Bomber strikes Shiite mosque after Iraq approves US pact
AFP - Saturday, November 29
HILLA, Iraq (AFP) - - A suicide bomber shattered Friday prayers in a Shiite mosque south of Baghdad, killing nine people the day after Iraq's parliament approved a landmark pact allowing US troops to remain until 2011.
The attack came as the hardline Shiite cleric Moqtada al-Sadr declared three days of mourning to protest at parliament's approval on Thursday of the accord, which will govern the presence of some 150,000 US troops.
The blast ripped through the main mosque in the town of Musaib after the attacker, strapped with explosives, darted past guards and into the crowd of about 300 worshippers inside, police Lieutenant Kadhim al-Shammari said.
One of those killed was an old woman begging for alms at the entrance to the mosque, he added. Another 15 people were wounded in the attack, which destroyed the building's windows and doors and filled it with smoke.
"While we were getting ready for Friday prayers inside the mosque I heard some yelling. I saw the guards chasing after this guy.
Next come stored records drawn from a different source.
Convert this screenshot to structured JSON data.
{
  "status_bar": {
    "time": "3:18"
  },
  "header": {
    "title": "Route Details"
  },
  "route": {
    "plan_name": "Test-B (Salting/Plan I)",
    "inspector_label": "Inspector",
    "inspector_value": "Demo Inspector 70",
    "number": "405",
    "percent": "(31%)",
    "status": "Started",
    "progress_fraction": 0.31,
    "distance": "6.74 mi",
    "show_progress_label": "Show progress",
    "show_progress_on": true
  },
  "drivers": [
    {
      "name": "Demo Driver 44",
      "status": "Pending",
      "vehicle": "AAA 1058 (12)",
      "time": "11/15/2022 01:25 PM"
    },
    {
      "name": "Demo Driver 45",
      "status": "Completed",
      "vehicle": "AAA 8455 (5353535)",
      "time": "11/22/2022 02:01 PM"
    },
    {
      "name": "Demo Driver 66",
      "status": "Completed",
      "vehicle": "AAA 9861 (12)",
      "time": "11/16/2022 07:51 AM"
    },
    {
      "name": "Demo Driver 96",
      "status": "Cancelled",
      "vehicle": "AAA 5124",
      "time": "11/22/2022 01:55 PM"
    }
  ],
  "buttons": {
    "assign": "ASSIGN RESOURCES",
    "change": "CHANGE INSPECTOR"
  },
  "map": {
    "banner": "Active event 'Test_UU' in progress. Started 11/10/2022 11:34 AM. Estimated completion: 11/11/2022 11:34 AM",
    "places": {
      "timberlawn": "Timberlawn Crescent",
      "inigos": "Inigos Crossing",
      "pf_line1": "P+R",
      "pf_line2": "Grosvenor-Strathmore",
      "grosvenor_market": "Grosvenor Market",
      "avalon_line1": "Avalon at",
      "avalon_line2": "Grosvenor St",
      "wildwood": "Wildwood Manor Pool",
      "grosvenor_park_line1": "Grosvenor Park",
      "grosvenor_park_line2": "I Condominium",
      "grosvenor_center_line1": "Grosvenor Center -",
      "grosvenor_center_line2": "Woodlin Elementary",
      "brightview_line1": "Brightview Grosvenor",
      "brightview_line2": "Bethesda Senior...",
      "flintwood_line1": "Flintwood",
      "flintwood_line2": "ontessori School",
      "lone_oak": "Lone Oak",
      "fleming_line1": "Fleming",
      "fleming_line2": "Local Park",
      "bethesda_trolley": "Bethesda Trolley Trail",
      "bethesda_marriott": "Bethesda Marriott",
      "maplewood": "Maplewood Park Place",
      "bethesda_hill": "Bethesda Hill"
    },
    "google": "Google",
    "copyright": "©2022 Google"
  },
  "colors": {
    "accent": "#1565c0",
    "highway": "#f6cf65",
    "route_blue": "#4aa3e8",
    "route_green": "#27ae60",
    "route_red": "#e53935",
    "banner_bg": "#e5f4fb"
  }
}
When they were in the middle of the worshippers he exploded," Ali Salih, 25, told AFP.
"I felt nothing after that," he said after being treated for shrapnel wounds to his chest and leg in the nearby town of Hilla.
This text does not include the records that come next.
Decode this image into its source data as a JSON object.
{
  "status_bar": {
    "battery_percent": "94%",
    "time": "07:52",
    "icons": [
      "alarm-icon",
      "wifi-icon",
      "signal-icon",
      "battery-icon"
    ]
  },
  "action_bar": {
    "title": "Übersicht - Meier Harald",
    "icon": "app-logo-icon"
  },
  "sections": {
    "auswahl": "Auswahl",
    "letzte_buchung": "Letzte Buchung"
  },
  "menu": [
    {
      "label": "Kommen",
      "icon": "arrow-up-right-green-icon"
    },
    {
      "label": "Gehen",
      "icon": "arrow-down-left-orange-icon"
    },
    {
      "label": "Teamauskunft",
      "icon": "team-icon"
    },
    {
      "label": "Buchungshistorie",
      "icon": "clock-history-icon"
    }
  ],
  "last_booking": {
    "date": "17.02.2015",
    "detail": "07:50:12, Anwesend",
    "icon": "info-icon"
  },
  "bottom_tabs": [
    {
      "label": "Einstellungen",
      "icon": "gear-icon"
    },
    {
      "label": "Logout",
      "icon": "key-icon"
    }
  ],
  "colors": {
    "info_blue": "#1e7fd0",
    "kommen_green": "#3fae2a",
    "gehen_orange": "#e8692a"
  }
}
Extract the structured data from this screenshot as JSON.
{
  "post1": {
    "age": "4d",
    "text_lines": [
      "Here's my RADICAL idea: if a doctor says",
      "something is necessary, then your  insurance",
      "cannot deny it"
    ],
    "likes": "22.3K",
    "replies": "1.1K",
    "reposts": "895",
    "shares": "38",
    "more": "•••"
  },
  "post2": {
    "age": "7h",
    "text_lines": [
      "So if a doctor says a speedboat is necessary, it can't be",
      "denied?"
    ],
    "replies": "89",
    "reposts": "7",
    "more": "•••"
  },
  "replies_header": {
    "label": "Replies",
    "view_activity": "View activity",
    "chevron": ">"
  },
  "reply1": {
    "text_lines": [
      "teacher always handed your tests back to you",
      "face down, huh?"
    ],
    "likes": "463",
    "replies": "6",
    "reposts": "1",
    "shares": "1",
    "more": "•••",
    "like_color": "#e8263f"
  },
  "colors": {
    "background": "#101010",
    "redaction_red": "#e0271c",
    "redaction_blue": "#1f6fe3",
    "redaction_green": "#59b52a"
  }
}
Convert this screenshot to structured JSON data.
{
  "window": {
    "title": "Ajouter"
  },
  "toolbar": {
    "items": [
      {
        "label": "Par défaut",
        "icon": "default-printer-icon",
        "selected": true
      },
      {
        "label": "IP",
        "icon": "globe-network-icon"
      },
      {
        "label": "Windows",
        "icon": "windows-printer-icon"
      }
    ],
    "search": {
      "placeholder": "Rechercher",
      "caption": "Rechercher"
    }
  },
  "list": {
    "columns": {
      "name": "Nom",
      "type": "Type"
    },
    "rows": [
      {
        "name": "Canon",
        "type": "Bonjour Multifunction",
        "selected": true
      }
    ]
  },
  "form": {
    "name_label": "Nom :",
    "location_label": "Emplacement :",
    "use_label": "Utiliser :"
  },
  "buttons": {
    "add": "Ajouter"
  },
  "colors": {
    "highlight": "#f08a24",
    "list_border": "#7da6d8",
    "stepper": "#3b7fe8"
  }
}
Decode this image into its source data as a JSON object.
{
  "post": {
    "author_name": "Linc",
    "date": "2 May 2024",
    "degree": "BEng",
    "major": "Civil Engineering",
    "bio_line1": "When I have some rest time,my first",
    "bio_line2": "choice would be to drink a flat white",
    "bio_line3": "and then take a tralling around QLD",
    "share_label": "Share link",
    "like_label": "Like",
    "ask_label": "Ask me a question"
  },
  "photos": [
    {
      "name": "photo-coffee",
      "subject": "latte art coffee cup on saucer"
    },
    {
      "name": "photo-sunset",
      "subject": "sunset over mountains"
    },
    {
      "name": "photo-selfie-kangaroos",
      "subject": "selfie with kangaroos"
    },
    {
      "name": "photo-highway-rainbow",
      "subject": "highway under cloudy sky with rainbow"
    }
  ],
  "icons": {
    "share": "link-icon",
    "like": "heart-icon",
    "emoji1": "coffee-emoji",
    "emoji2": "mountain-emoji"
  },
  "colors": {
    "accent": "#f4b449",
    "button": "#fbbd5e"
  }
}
It was unclear whether the attack was linked to the approval of the military pact or Sadr's declaration of mourning, but the mosque's congregation is considered loyal to the reclusive cleric, who is believed to be in Iran.
In July 2005, more than 70 people were killed at the same mosque when a suicide bomber detonated a truck loaded with explosives and cooking gas near the building.
Sadr issued a statement on Friday calling on his supporters to "put up black flags, organise mourning ceremonies across the country and hold peaceful demonstrations" to protest at the pact.
In Baghdad's crowded Shiite slum of Sadr City -- the cleric's main bastion of support -- followers listened to fiery Friday sermons as Iraqi forces fanned out across the neighbourhood and US attack helicopters hovered overhead.
"No, no to America, No, no to colonialism, No, no to Satan!" Sheikh Hassan al-Husseini told worshippers before they poured into the streets, waving large black banners, lashing themselves with chains and torching American flags.
Sadr aide Aws al-Khafaji told reporters in the southern Shiite holy city of Najaf that the movement would "keep up its rejection of this humiliating accord and resist through all means."
Sadr had vigorously opposed the signing of any US agreement, but reaction among other Iraqi imams was mixed to the accord, which was approved by the country's main Shiite, Sunni, and Kurdish political blocs.
In the Sunni town of Samarra north of Baghdad, Sheikh Ahmed al-Samarraie said the agreement was "in the interests of Iraq, the Iraqi people, and Islam," warning that the country needed US forces to protect it from Shiite-led Iran.
"There is an enemy waiting to ambush Iraq when the American forces leave," he said.
The agreement will see US troops withdraw from all cities and towns by the end of June and from the rest of the country by 2011, eight years after the US-led invasion that toppled Saddam Hussein and plunged the nation into chaos.
Iraq has seen dramatic improvements in security over the past year but certain regions still suffer from near-daily bombings and attacks.
Friday's blast bore the hallmarks of Al-Qaeda in Iraq, which has carried out scores of massive bombings targeting Shiite civilians since the 2003 invasion.
US and Iraqi forces allied with local Sunni militias have largely succeeded in flushing Al-Qaeda fighters out of their former strongholds, but the group retains the ability to regularly carry out smaller attacks.
The pact will be sent to Iraq's presidential council next week, which will have 10 days from Sunday to ratify the deal. In the unlikely event it rejects the pact, the agreement would be sent back to parliament.
Recommend this article
Average (0 votes)
Sign in to recommend this article »
Most Recommended Stories »
Most Popular – Top Stories
US clears Bank of America deal for Merrill Lynch
US president's mother 'doing very well' in hospital: Laura Bush
Love handles increase death risk: study
Michael Jackson strikes 'amicable' deal with Arab sheikh
Obama vows 'help is on the way' for the economy
View Complete List »